[Data supplied Boundary: Start]
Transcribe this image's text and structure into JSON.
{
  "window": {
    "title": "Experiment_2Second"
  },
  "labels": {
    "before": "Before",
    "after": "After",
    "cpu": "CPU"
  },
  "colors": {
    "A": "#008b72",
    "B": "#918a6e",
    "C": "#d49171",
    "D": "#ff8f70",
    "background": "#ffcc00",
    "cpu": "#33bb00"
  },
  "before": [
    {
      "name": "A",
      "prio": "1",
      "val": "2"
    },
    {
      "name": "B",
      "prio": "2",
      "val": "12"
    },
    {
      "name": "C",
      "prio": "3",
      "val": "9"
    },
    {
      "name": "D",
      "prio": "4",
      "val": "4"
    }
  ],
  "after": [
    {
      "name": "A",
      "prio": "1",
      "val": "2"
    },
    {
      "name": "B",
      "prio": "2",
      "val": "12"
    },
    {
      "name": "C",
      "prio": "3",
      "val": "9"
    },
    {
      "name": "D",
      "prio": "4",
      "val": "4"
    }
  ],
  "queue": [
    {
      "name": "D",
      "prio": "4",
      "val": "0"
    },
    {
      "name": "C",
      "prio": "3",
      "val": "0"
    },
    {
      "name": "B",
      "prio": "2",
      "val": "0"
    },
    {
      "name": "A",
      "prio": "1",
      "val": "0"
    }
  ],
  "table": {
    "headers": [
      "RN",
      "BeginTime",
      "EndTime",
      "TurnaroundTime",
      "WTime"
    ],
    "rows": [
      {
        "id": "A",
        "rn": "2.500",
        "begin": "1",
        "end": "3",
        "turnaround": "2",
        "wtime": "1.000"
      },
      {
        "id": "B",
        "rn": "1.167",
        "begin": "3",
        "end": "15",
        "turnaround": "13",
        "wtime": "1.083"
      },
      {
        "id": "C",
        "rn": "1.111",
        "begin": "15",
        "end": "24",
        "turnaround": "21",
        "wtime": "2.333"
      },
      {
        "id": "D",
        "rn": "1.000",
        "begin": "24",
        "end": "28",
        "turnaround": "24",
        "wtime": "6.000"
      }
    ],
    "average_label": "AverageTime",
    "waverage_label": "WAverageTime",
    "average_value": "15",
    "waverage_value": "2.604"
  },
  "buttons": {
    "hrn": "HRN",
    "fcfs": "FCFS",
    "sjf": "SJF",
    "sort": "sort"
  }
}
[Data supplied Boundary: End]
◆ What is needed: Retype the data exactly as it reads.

◆ Solved problem:
Transcribe this image's text and structure into JSON.
{
  "window": {
    "title": "Experiment_2Second"
  },
  "labels": {
    "before": "Before",
    "after": "After",
    "cpu": "CPU"
  },
  "colors": {
    "A": "#008b72",
    "B": "#918a6e",
    "C": "#d49171",
    "D": "#ff8f70",
    "background": "#ffcc00",
    "cpu": "#33bb00"
  },
  "before": [
    {
      "name": "A",
      "prio": "1",
      "val": "2"
    },
    {
      "name": "B",
      "prio": "2",
      "val": "12"
    },
    {
      "name": "C",
      "prio": "3",
      "val": "9"
    },
    {
      "name": "D",
      "prio": "4",
      "val": "4"
    }
  ],
  "after": [
    {
      "name": "A",
      "prio": "1",
      "val": "2"
    },
    {
      "name": "B",
      "prio": "2",
      "val": "12"
    },
    {
      "name": "C",
      "prio": "3",
      "val": "9"
    },
    {
      "name": "D",
      "prio": "4",
      "val": "4"
    }
  ],
  "queue": [
    {
      "name": "D",
      "prio": "4",
      "val": "0"
    },
    {
      "name": "C",
      "prio": "3",
      "val": "0"
    },
    {
      "name": "B",
      "prio": "2",
      "val": "0"
    },
    {
      "name": "A",
      "prio": "1",
      "val": "0"
    }
  ],
  "table": {
    "headers": [
      "RN",
      "BeginTime",
      "EndTime",
      "TurnaroundTime",
      "WTime"
    ],
    "rows": [
      {
        "id": "A",
        "rn": "2.500",
        "begin": "1",
        "end": "3",
        "turnaround": "2",
        "wtime": "1.000"
      },
      {
        "id": "B",
        "rn": "1.167",
        "begin": "3",
        "end": "15",
        "turnaround": "13",
        "wtime": "1.083"
      },
      {
        "id": "C",
        "rn": "1.111",
        "begin": "15",
        "end": "24",
        "turnaround": "21",
        "wtime": "2.333"
      },
      {
        "id": "D",
        "rn": "1.000",
        "begin": "24",
        "end": "28",
        "turnaround": "24",
        "wtime": "6.000"
      }
    ],
    "average_label": "AverageTime",
    "waverage_label": "WAverageTime",
    "average_value": "15",
    "waverage_value": "2.604"
  },
  "buttons": {
    "hrn": "HRN",
    "fcfs": "FCFS",
    "sjf": "SJF",
    "sort": "sort"
  }
}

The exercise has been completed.